[PROBLEM REQUIREMENTS] The answer must be the full set of records, repeated exactly.

(Dataset rows describing interfaces)
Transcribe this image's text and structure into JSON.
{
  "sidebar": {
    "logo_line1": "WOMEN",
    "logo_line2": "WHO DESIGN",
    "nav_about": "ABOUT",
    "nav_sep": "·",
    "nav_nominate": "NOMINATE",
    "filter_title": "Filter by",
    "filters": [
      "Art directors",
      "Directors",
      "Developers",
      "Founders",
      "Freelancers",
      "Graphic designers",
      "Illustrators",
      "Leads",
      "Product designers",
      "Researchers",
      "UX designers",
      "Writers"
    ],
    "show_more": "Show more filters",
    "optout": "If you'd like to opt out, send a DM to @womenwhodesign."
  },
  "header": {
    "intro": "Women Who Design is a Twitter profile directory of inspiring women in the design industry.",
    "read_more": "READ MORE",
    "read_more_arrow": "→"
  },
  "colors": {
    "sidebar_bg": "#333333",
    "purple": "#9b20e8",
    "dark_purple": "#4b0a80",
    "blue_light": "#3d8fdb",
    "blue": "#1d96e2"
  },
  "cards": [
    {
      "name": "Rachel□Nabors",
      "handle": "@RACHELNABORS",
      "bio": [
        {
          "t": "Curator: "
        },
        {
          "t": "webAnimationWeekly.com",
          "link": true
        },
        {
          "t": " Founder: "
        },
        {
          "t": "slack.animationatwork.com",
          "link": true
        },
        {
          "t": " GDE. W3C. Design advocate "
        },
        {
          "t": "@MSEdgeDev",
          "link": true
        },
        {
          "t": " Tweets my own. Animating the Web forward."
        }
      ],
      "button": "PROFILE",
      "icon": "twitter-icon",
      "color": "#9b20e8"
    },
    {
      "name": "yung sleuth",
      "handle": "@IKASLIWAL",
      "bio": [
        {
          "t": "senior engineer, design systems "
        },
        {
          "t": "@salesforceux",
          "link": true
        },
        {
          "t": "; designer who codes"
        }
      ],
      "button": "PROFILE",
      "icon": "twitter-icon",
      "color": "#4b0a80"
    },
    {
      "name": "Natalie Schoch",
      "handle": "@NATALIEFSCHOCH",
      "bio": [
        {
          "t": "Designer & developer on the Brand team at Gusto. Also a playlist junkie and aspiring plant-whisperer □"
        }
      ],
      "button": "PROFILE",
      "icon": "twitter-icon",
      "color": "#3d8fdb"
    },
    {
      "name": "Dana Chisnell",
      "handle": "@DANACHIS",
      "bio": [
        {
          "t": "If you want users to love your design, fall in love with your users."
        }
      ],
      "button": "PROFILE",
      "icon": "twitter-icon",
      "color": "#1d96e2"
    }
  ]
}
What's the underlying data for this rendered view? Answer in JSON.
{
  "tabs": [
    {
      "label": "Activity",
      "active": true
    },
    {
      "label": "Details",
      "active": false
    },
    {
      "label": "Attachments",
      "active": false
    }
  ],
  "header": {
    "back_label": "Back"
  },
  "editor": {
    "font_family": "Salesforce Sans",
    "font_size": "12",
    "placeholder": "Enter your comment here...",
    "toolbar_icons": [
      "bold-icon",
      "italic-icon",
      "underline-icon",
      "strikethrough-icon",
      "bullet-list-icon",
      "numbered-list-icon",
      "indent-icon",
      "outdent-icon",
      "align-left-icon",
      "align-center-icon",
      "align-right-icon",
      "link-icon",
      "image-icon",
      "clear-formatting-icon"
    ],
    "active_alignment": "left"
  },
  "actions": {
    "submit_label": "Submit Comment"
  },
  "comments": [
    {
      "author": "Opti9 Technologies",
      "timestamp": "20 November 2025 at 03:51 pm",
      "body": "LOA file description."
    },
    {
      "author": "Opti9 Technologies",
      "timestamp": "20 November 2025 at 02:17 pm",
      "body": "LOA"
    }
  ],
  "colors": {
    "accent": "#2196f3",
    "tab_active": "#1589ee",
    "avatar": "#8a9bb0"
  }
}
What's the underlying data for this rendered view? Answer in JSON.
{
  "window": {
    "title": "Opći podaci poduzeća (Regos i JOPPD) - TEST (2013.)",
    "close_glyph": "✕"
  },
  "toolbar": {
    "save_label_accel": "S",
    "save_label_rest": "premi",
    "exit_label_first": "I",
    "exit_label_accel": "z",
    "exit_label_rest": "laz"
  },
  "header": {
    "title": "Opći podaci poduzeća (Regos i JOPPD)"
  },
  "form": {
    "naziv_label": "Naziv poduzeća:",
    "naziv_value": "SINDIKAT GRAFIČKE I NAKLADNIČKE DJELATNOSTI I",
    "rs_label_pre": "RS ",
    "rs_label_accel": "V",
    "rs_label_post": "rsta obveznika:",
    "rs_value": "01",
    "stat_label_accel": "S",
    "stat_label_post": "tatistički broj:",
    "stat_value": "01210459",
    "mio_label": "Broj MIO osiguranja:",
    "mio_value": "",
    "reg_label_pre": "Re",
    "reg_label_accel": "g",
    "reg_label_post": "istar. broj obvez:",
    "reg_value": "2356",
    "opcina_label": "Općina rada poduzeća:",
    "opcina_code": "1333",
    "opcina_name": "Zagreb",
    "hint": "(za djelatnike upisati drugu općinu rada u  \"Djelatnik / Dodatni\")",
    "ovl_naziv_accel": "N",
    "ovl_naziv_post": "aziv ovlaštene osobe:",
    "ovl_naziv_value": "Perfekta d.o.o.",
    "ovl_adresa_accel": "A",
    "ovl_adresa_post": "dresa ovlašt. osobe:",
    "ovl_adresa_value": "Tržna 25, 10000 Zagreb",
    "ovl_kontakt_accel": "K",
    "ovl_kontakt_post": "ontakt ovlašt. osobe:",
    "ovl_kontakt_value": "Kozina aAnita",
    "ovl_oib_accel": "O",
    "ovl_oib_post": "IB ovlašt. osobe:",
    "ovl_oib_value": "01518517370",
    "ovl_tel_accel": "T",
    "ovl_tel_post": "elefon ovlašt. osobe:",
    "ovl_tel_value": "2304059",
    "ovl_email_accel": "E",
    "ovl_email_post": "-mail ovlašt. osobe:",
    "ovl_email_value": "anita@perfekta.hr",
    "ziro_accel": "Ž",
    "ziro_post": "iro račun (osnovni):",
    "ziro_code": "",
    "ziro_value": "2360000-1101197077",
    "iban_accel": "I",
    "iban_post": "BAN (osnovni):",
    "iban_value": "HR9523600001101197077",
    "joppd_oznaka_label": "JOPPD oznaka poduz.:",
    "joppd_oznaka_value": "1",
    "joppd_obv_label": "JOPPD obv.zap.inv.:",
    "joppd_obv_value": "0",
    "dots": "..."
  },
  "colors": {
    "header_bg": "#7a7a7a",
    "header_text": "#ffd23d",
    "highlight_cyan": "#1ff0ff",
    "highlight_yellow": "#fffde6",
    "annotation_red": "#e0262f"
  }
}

[RESPONSE AREA]
Transcribe this image's text and structure into JSON.
{
  "sidebar": {
    "logo_line1": "WOMEN",
    "logo_line2": "WHO DESIGN",
    "nav_about": "ABOUT",
    "nav_sep": "·",
    "nav_nominate": "NOMINATE",
    "filter_title": "Filter by",
    "filters": [
      "Art directors",
      "Directors",
      "Developers",
      "Founders",
      "Freelancers",
      "Graphic designers",
      "Illustrators",
      "Leads",
      "Product designers",
      "Researchers",
      "UX designers",
      "Writers"
    ],
    "show_more": "Show more filters",
    "optout": "If you'd like to opt out, send a DM to @womenwhodesign."
  },
  "header": {
    "intro": "Women Who Design is a Twitter profile directory of inspiring women in the design industry.",
    "read_more": "READ MORE",
    "read_more_arrow": "→"
  },
  "colors": {
    "sidebar_bg": "#333333",
    "purple": "#9b20e8",
    "dark_purple": "#4b0a80",
    "blue_light": "#3d8fdb",
    "blue": "#1d96e2"
  },
  "cards": [
    {
      "name": "Rachel□Nabors",
      "handle": "@RACHELNABORS",
      "bio": [
        {
          "t": "Curator: "
        },
        {
          "t": "webAnimationWeekly.com",
          "link": true
        },
        {
          "t": " Founder: "
        },
        {
          "t": "slack.animationatwork.com",
          "link": true
        },
        {
          "t": " GDE. W3C. Design advocate "
        },
        {
          "t": "@MSEdgeDev",
          "link": true
        },
        {
          "t": " Tweets my own. Animating the Web forward."
        }
      ],
      "button": "PROFILE",
      "icon": "twitter-icon",
      "color": "#9b20e8"
    },
    {
      "name": "yung sleuth",
      "handle": "@IKASLIWAL",
      "bio": [
        {
          "t": "senior engineer, design systems "
        },
        {
          "t": "@salesforceux",
          "link": true
        },
        {
          "t": "; designer who codes"
        }
      ],
      "button": "PROFILE",
      "icon": "twitter-icon",
      "color": "#4b0a80"
    },
    {
      "name": "Natalie Schoch",
      "handle": "@NATALIEFSCHOCH",
      "bio": [
        {
          "t": "Designer & developer on the Brand team at Gusto. Also a playlist junkie and aspiring plant-whisperer □"
        }
      ],
      "button": "PROFILE",
      "icon": "twitter-icon",
      "color": "#3d8fdb"
    },
    {
      "name": "Dana Chisnell",
      "handle": "@DANACHIS",
      "bio": [
        {
          "t": "If you want users to love your design, fall in love with your users."
        }
      ],
      "button": "PROFILE",
      "icon": "twitter-icon",
      "color": "#1d96e2"
    }
  ]
}
What's the underlying data for this rendered view? Answer in JSON.
{
  "tabs": [
    {
      "label": "Activity",
      "active": true
    },
    {
      "label": "Details",
      "active": false
    },
    {
      "label": "Attachments",
      "active": false
    }
  ],
  "header": {
    "back_label": "Back"
  },
  "editor": {
    "font_family": "Salesforce Sans",
    "font_size": "12",
    "placeholder": "Enter your comment here...",
    "toolbar_icons": [
      "bold-icon",
      "italic-icon",
      "underline-icon",
      "strikethrough-icon",
      "bullet-list-icon",
      "numbered-list-icon",
      "indent-icon",
      "outdent-icon",
      "align-left-icon",
      "align-center-icon",
      "align-right-icon",
      "link-icon",
      "image-icon",
      "clear-formatting-icon"
    ],
    "active_alignment": "left"
  },
  "actions": {
    "submit_label": "Submit Comment"
  },
  "comments": [
    {
      "author": "Opti9 Technologies",
      "timestamp": "20 November 2025 at 03:51 pm",
      "body": "LOA file description."
    },
    {
      "author": "Opti9 Technologies",
      "timestamp": "20 November 2025 at 02:17 pm",
      "body": "LOA"
    }
  ],
  "colors": {
    "accent": "#2196f3",
    "tab_active": "#1589ee",
    "avatar": "#8a9bb0"
  }
}
What's the underlying data for this rendered view? Answer in JSON.
{
  "window": {
    "title": "Opći podaci poduzeća (Regos i JOPPD) - TEST (2013.)",
    "close_glyph": "✕"
  },
  "toolbar": {
    "save_label_accel": "S",
    "save_label_rest": "premi",
    "exit_label_first": "I",
    "exit_label_accel": "z",
    "exit_label_rest": "laz"
  },
  "header": {
    "title": "Opći podaci poduzeća (Regos i JOPPD)"
  },
  "form": {
    "naziv_label": "Naziv poduzeća:",
    "naziv_value": "SINDIKAT GRAFIČKE I NAKLADNIČKE DJELATNOSTI I",
    "rs_label_pre": "RS ",
    "rs_label_accel": "V",
    "rs_label_post": "rsta obveznika:",
    "rs_value": "01",
    "stat_label_accel": "S",
    "stat_label_post": "tatistički broj:",
    "stat_value": "01210459",
    "mio_label": "Broj MIO osiguranja:",
    "mio_value": "",
    "reg_label_pre": "Re",
    "reg_label_accel": "g",
    "reg_label_post": "istar. broj obvez:",
    "reg_value": "2356",
    "opcina_label": "Općina rada poduzeća:",
    "opcina_code": "1333",
    "opcina_name": "Zagreb",
    "hint": "(za djelatnike upisati drugu općinu rada u  \"Djelatnik / Dodatni\")",
    "ovl_naziv_accel": "N",
    "ovl_naziv_post": "aziv ovlaštene osobe:",
    "ovl_naziv_value": "Perfekta d.o.o.",
    "ovl_adresa_accel": "A",
    "ovl_adresa_post": "dresa ovlašt. osobe:",
    "ovl_adresa_value": "Tržna 25, 10000 Zagreb",
    "ovl_kontakt_accel": "K",
    "ovl_kontakt_post": "ontakt ovlašt. osobe:",
    "ovl_kontakt_value": "Kozina aAnita",
    "ovl_oib_accel": "O",
    "ovl_oib_post": "IB ovlašt. osobe:",
    "ovl_oib_value": "01518517370",
    "ovl_tel_accel": "T",
    "ovl_tel_post": "elefon ovlašt. osobe:",
    "ovl_tel_value": "2304059",
    "ovl_email_accel": "E",
    "ovl_email_post": "-mail ovlašt. osobe:",
    "ovl_email_value": "anita@perfekta.hr",
    "ziro_accel": "Ž",
    "ziro_post": "iro račun (osnovni):",
    "ziro_code": "",
    "ziro_value": "2360000-1101197077",
    "iban_accel": "I",
    "iban_post": "BAN (osnovni):",
    "iban_value": "HR9523600001101197077",
    "joppd_oznaka_label": "JOPPD oznaka poduz.:",
    "joppd_oznaka_value": "1",
    "joppd_obv_label": "JOPPD obv.zap.inv.:",
    "joppd_obv_value": "0",
    "dots": "..."
  },
  "colors": {
    "header_bg": "#7a7a7a",
    "header_text": "#ffd23d",
    "highlight_cyan": "#1ff0ff",
    "highlight_yellow": "#fffde6",
    "annotation_red": "#e0262f"
  }
}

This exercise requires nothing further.